§ **Source data**:
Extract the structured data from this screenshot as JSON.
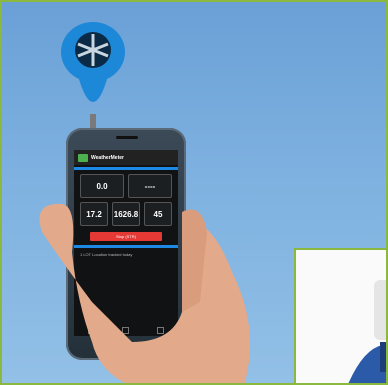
{
  "phone_screen": {
    "app_title": "WeatherMeter",
    "tiles_row1": [
      {
        "value": "0.0",
        "label": ""
      },
      {
        "value": "----",
        "label": ""
      }
    ],
    "tiles_row2": [
      {
        "value": "17.2",
        "label": ""
      },
      {
        "value": "1626.8",
        "label": ""
      },
      {
        "value": "45",
        "label": ""
      }
    ],
    "stop_label": "Stop (STR)",
    "status_text": "1 LOT Location tracked today"
  }
}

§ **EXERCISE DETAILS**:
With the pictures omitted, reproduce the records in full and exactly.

§ **EXERCISE OUTPUT**:
Extract the structured data from this screenshot as JSON.
{
  "phone_screen": {
    "app_title": "WeatherMeter",
    "tiles_row1": [
      {
        "value": "0.0",
        "label": ""
      },
      {
        "value": "----",
        "label": ""
      }
    ],
    "tiles_row2": [
      {
        "value": "17.2",
        "label": ""
      },
      {
        "value": "1626.8",
        "label": ""
      },
      {
        "value": "45",
        "label": ""
      }
    ],
    "stop_label": "Stop (STR)",
    "status_text": "1 LOT Location tracked today"
  }
}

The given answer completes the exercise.